YOUR ASSIGNMENT: Check every line of the entries for the string "Fleming" and return the ones that contain it.

DATASET CONTENT:
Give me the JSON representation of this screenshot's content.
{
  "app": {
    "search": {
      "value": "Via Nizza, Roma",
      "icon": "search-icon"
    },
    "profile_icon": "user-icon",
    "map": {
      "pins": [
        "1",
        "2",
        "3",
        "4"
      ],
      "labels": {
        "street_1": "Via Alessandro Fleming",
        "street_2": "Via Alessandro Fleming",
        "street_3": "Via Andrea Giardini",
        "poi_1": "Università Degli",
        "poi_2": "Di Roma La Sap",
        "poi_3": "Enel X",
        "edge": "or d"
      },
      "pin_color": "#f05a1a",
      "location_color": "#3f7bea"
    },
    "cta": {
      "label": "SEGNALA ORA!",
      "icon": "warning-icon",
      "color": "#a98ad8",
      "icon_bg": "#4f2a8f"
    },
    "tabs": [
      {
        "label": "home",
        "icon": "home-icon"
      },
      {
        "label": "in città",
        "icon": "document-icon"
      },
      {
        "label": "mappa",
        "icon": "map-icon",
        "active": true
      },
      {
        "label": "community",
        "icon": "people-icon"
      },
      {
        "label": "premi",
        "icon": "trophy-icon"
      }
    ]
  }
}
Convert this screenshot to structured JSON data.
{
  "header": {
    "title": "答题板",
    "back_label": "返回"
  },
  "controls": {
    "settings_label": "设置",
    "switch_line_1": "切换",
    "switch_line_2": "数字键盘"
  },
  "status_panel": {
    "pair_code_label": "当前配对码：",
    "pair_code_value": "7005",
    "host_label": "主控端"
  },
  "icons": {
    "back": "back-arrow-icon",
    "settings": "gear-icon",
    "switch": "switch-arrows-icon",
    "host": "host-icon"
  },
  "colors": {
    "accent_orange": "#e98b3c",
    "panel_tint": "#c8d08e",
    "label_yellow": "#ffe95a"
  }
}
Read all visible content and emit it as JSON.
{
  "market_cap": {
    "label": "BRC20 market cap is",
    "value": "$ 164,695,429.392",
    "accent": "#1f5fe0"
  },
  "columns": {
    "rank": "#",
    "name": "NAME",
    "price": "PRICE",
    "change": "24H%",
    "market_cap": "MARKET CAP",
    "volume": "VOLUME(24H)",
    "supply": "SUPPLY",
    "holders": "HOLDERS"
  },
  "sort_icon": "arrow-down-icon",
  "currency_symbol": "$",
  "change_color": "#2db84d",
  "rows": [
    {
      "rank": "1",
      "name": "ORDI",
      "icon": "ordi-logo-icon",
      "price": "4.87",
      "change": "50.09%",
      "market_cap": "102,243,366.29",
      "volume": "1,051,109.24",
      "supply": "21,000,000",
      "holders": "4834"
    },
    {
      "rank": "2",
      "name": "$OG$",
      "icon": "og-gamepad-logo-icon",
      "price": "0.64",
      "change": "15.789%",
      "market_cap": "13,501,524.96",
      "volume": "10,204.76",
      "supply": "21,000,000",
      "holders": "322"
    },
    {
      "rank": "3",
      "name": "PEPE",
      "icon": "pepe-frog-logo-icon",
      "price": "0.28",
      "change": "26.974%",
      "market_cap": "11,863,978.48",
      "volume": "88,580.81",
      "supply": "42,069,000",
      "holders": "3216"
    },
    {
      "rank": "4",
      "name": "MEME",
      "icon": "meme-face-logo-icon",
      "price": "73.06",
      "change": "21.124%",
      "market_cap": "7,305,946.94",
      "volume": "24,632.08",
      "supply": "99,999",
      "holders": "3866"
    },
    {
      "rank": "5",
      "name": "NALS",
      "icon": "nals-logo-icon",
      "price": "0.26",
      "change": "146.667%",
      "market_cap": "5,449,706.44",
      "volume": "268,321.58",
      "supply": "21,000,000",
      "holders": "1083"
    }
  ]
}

SOLUTION FOR THIS PROBLEM:
        "street_1": "Via Alessandro Fleming",
        "street_2": "Via Alessandro Fleming",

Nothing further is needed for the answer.